Rationale:

Calculations are a very important component of the NAPLEX. In fact, one of the sample questions in the candidate's guide involves a calculation with a constructed response example i.e. "fill in the blank". Therefore students must prepare not only to select an appropriate answer from a calculation, but also perform the calculation themselves and input the answer into the exam.

For our question here, this is how we would work the problem:

18 unit/kg/hr * 72 kg = 1296 units/hr

1296 units/hr / 60 minutes/hr = 21.6 units/minute

Heparin 25,000 unit in 500 mL of 1/2 NS.  = 50 units/mL

21.6 units/minute / 50 units/mL = 0.432 mL/min

 

Start with calculating the number of units per hour needed based on his actual body weight. Then convert the units per hour to units per minute by dividing 1 hour into 60 minutes. Divide this by the per mL concentration of your drug. Lastly, check for errors by rationalizing. If we multiplied by 60 minutes per hour instead of dividing, we would get 1555 mL/minute. Does that make sense as a real life application? Definitely not so always good for a common sense last evaluation to ensure the math makes sense.

Devoting study time to working a lot of calculation question will definitely pay
"dividends" on your exam (I know I inserted a dad joke).

See everyone next week!

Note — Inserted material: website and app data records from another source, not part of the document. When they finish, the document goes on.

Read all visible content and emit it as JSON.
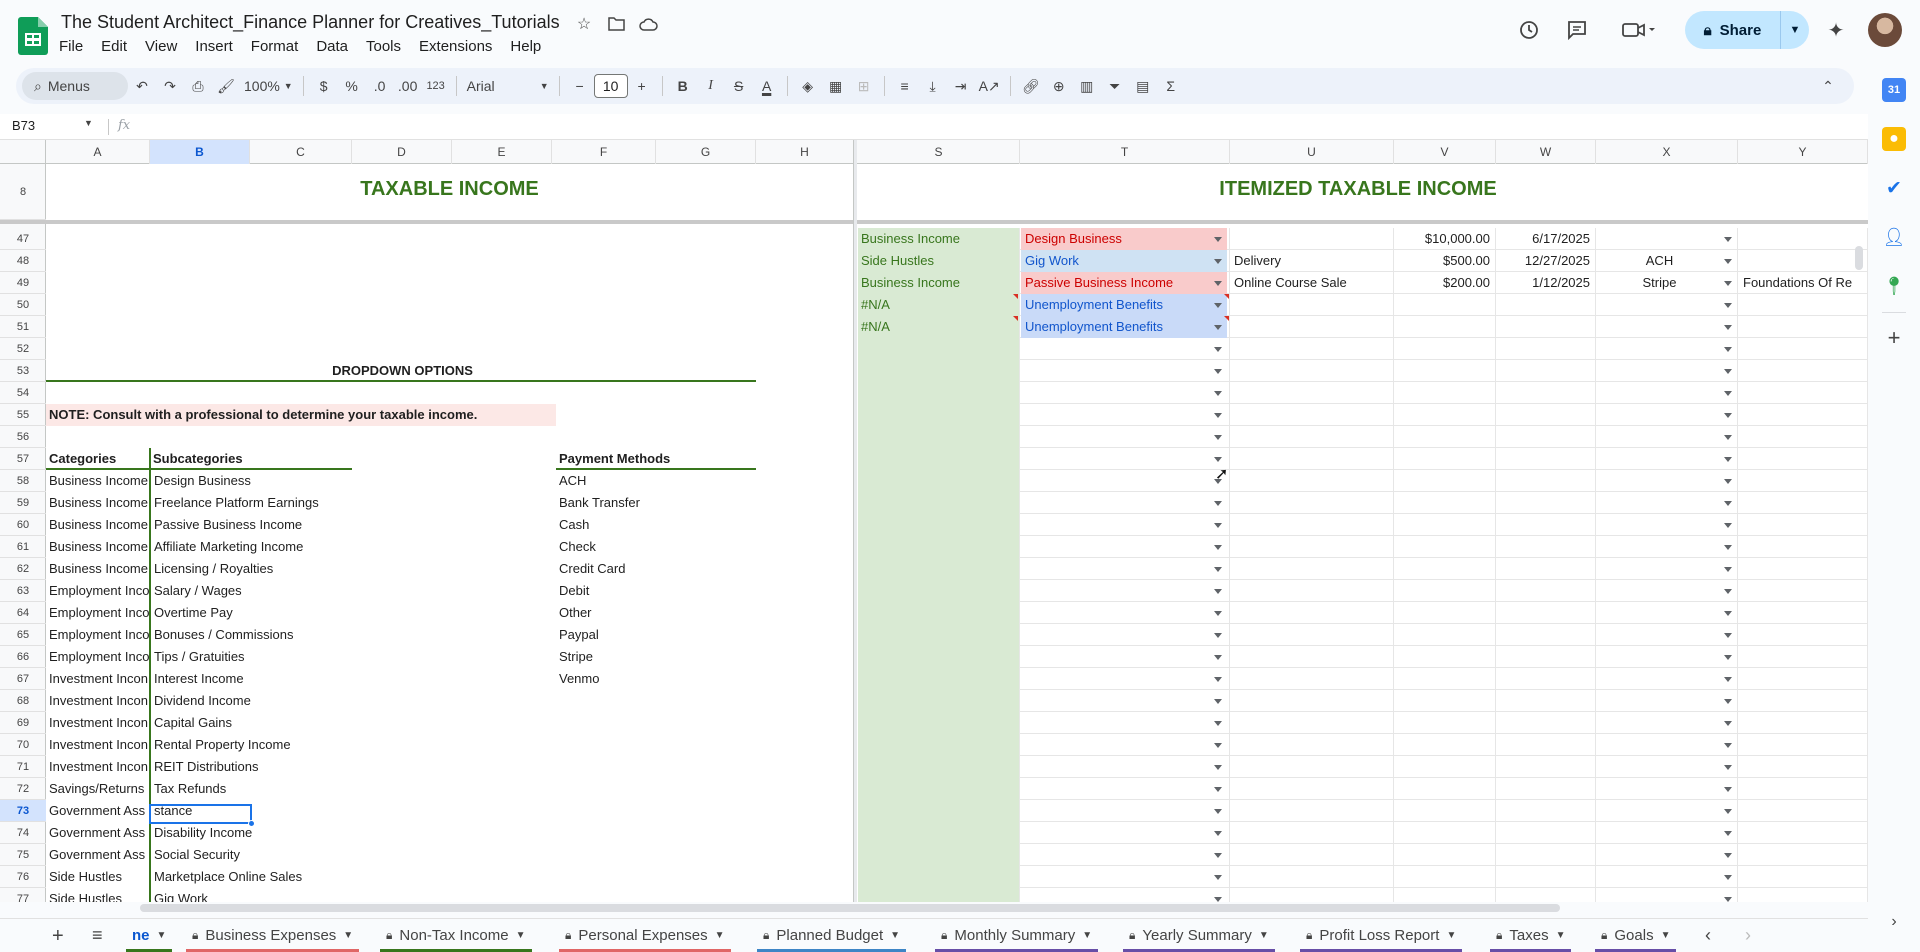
{
  "app": {
    "title": "The Student Architect_Finance Planner for Creatives_Tutorials",
    "menu": [
      "File",
      "Edit",
      "View",
      "Insert",
      "Format",
      "Data",
      "Tools",
      "Extensions",
      "Help"
    ],
    "share_label": "Share"
  },
  "toolbar": {
    "menus_label": "Menus",
    "zoom": "100%",
    "currency": "$",
    "percent": "%",
    "dec_dec": ".0",
    "dec_inc": ".00",
    "number_fmt": "123",
    "font": "Arial",
    "font_size": "10"
  },
  "formula": {
    "cell_ref": "B73",
    "fx": "fx"
  },
  "columns_left": [
    "A",
    "B",
    "C",
    "D",
    "E",
    "F",
    "G",
    "H"
  ],
  "columns_right": [
    "S",
    "T",
    "U",
    "V",
    "W",
    "X",
    "Y"
  ],
  "rows": [
    "8",
    "47",
    "48",
    "49",
    "50",
    "51",
    "52",
    "53",
    "54",
    "55",
    "56",
    "57",
    "58",
    "59",
    "60",
    "61",
    "62",
    "63",
    "64",
    "65",
    "66",
    "67",
    "68",
    "69",
    "70",
    "71",
    "72",
    "73",
    "74",
    "75",
    "76",
    "77"
  ],
  "sections": {
    "left_title": "TAXABLE INCOME",
    "right_title": "ITEMIZED TAXABLE INCOME"
  },
  "dropdown_options": {
    "heading": "DROPDOWN OPTIONS",
    "note": "NOTE: Consult with a professional to determine your taxable income.",
    "categories_header": "Categories",
    "subcategories_header": "Subcategories",
    "payment_header": "Payment Methods",
    "categories": [
      "Business Income",
      "Business Income",
      "Business Income",
      "Business Income",
      "Business Income",
      "Employment Inco",
      "Employment Inco",
      "Employment Inco",
      "Employment Inco",
      "Investment Incon",
      "Investment Incon",
      "Investment Incon",
      "Investment Incon",
      "Investment Incon",
      "Savings/Returns",
      "Government Ass",
      "Government Ass",
      "Government Ass",
      "Side Hustles",
      "Side Hustles"
    ],
    "subcategories": [
      "Design Business",
      "Freelance Platform Earnings",
      "Passive Business Income",
      "Affiliate Marketing Income",
      "Licensing / Royalties",
      "Salary / Wages",
      "Overtime Pay",
      "Bonuses / Commissions",
      "Tips / Gratuities",
      "Interest Income",
      "Dividend Income",
      "Capital Gains",
      "Rental Property Income",
      "REIT Distributions",
      "Tax Refunds",
      "stance",
      "Disability Income",
      "Social Security",
      "Marketplace Online Sales",
      "Gig Work"
    ],
    "payment_methods": [
      "ACH",
      "Bank Transfer",
      "Cash",
      "Check",
      "Credit Card",
      "Debit",
      "Other",
      "Paypal",
      "Stripe",
      "Venmo"
    ]
  },
  "itemized_rows": [
    {
      "category": "Business Income",
      "subcategory": "Design Business",
      "description": "",
      "amount": "$10,000.00",
      "date": "6/17/2025",
      "method": "",
      "extra": ""
    },
    {
      "category": "Side Hustles",
      "subcategory": "Gig Work",
      "description": "Delivery",
      "amount": "$500.00",
      "date": "12/27/2025",
      "method": "ACH",
      "extra": ""
    },
    {
      "category": "Business Income",
      "subcategory": "Passive Business Income",
      "description": "Online Course Sale",
      "amount": "$200.00",
      "date": "1/12/2025",
      "method": "Stripe",
      "extra": "Foundations Of Re"
    },
    {
      "category": "#N/A",
      "subcategory": "Unemployment Benefits",
      "description": "",
      "amount": "",
      "date": "",
      "method": "",
      "extra": ""
    },
    {
      "category": "#N/A",
      "subcategory": "Unemployment Benefits",
      "description": "",
      "amount": "",
      "date": "",
      "method": "",
      "extra": ""
    }
  ],
  "sheet_tabs": [
    {
      "label": "ne",
      "locked": false,
      "color": "#38761d",
      "active": true
    },
    {
      "label": "Business Expenses",
      "locked": true,
      "color": "#e06666"
    },
    {
      "label": "Non-Tax Income",
      "locked": true,
      "color": "#38761d"
    },
    {
      "label": "Personal Expenses",
      "locked": true,
      "color": "#e06666"
    },
    {
      "label": "Planned Budget",
      "locked": true,
      "color": "#3d85c6"
    },
    {
      "label": "Monthly Summary",
      "locked": true,
      "color": "#674ea7"
    },
    {
      "label": "Yearly Summary",
      "locked": true,
      "color": "#674ea7"
    },
    {
      "label": "Profit Loss Report",
      "locked": true,
      "color": "#674ea7"
    },
    {
      "label": "Taxes",
      "locked": true,
      "color": "#674ea7"
    },
    {
      "label": "Goals",
      "locked": true,
      "color": "#674ea7"
    }
  ],
  "colors": {
    "accent_green": "#38761d",
    "fill_green": "#d9ead3",
    "chip_red_bg": "#f9cbcb",
    "chip_red_text": "#cc0000",
    "chip_blue_bg": "#c9daf8",
    "chip_blue_text": "#1155cc",
    "chip_gray_bg": "#cfe2f3"
  }
}
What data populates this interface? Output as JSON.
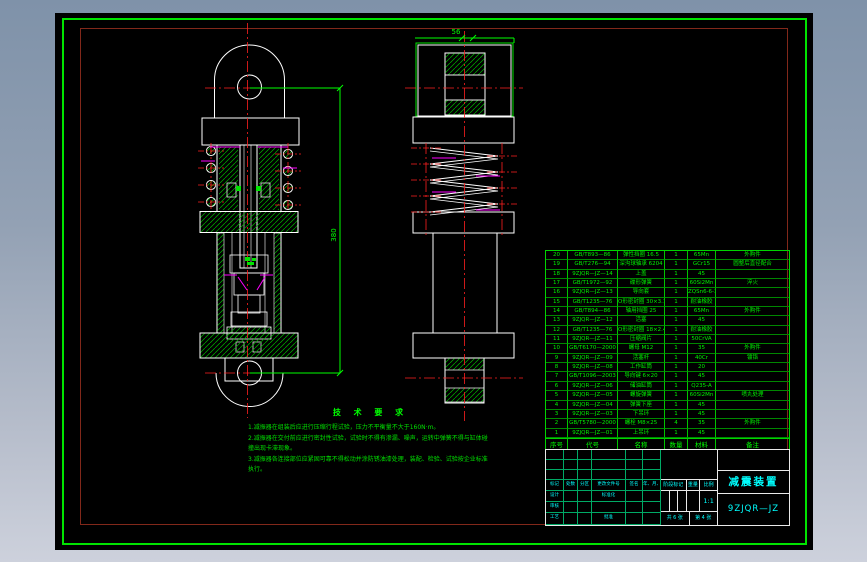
{
  "app": {
    "description": "CAD drawing viewport - damper assembly"
  },
  "colors": {
    "background_slate_top": "#7f92a9",
    "background_slate_bottom": "#cdd1dc",
    "canvas_black": "#000000",
    "frame_green": "#00e400",
    "frame_maroon": "#82281a",
    "line_white": "#ffffff",
    "centerline_red": "#ff2020",
    "cad_green": "#00ff00",
    "hatch_green": "#00b400",
    "detail_magenta": "#ff00ff",
    "titleblock_cyan": "#00ffff"
  },
  "dimensions": {
    "overall_length": "380",
    "top_width": "56"
  },
  "notes": {
    "title": "技 术 要 求",
    "items": [
      "1.减振器在组装后应进行压缩行程试验，压力不平衡量不大于160N·m。",
      "2.减振器在交付前应进行密封性试验，试验时不得有渗漏、噪声，运转中弹簧不得与缸体碰撞出现卡滞现象。",
      "3.减振器各连接部位应紧固可靠不得松动并涂防锈油漆处理，装配、检验、试验按企业标准执行。"
    ]
  },
  "bom": {
    "headers": [
      "序号",
      "代号",
      "名称",
      "数量",
      "材料",
      "备注"
    ],
    "rows": [
      [
        "20",
        "GB/T893—86",
        "弹性挡圈 16.5",
        "1",
        "65Mn",
        "外购件"
      ],
      [
        "19",
        "GB/T276—94",
        "深沟球轴承 6204",
        "1",
        "GCr15",
        "圆整后直径配合"
      ],
      [
        "18",
        "9ZJQR—JZ—14",
        "上盖",
        "1",
        "45",
        ""
      ],
      [
        "17",
        "GB/T1972—92",
        "碟形弹簧",
        "1",
        "60Si2Mn",
        "淬火"
      ],
      [
        "16",
        "9ZJQR—JZ—13",
        "导向套",
        "1",
        "ZQSn6-6-3",
        ""
      ],
      [
        "15",
        "GB/T1235—76",
        "O形密封圈 30×3.1",
        "1",
        "耐油橡胶",
        ""
      ],
      [
        "14",
        "GB/T894—86",
        "轴用挡圈 25",
        "1",
        "65Mn",
        "外购件"
      ],
      [
        "13",
        "9ZJQR—JZ—12",
        "活塞",
        "1",
        "45",
        ""
      ],
      [
        "12",
        "GB/T1235—76",
        "O形密封圈 18×2.4",
        "1",
        "耐油橡胶",
        ""
      ],
      [
        "11",
        "9ZJQR—JZ—11",
        "压缩阀片",
        "1",
        "50CrVA",
        ""
      ],
      [
        "10",
        "GB/T6170—2000",
        "螺母 M12",
        "1",
        "35",
        "外购件"
      ],
      [
        "9",
        "9ZJQR—JZ—09",
        "活塞杆",
        "1",
        "40Cr",
        "镀铬"
      ],
      [
        "8",
        "9ZJQR—JZ—08",
        "工作缸筒",
        "1",
        "20",
        ""
      ],
      [
        "7",
        "GB/T1096—2003",
        "导向键 6×20",
        "1",
        "45",
        ""
      ],
      [
        "6",
        "9ZJQR—JZ—06",
        "储油缸筒",
        "1",
        "Q235-A",
        ""
      ],
      [
        "5",
        "9ZJQR—JZ—05",
        "螺旋弹簧",
        "1",
        "60Si2Mn",
        "喷丸处理"
      ],
      [
        "4",
        "9ZJQR—JZ—04",
        "弹簧下座",
        "1",
        "45",
        ""
      ],
      [
        "3",
        "9ZJQR—JZ—03",
        "下吊环",
        "1",
        "45",
        ""
      ],
      [
        "2",
        "GB/T5780—2000",
        "螺栓 M8×25",
        "4",
        "35",
        "外购件"
      ],
      [
        "1",
        "9ZJQR—JZ—01",
        "上吊环",
        "1",
        "45",
        ""
      ]
    ]
  },
  "title_block": {
    "revision_header": [
      "标记",
      "处数",
      "分区",
      "更改文件号",
      "签名",
      "年、月、日"
    ],
    "design_label": "设计",
    "standard_label": "标准化",
    "check_label": "审核",
    "process_label": "工艺",
    "approve_label": "批准",
    "stage_label": "阶段标记",
    "weight_label": "重量",
    "scale_label": "比例",
    "scale_value": "1:1",
    "sheet_total": "共 6 张",
    "sheet_no": "第 4 张",
    "title": "减震装置",
    "drawing_no": "9ZJQR—JZ"
  }
}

CB

Christopher M. Bland

Clinical Associate Professor, University of Georgia College of Pharmacy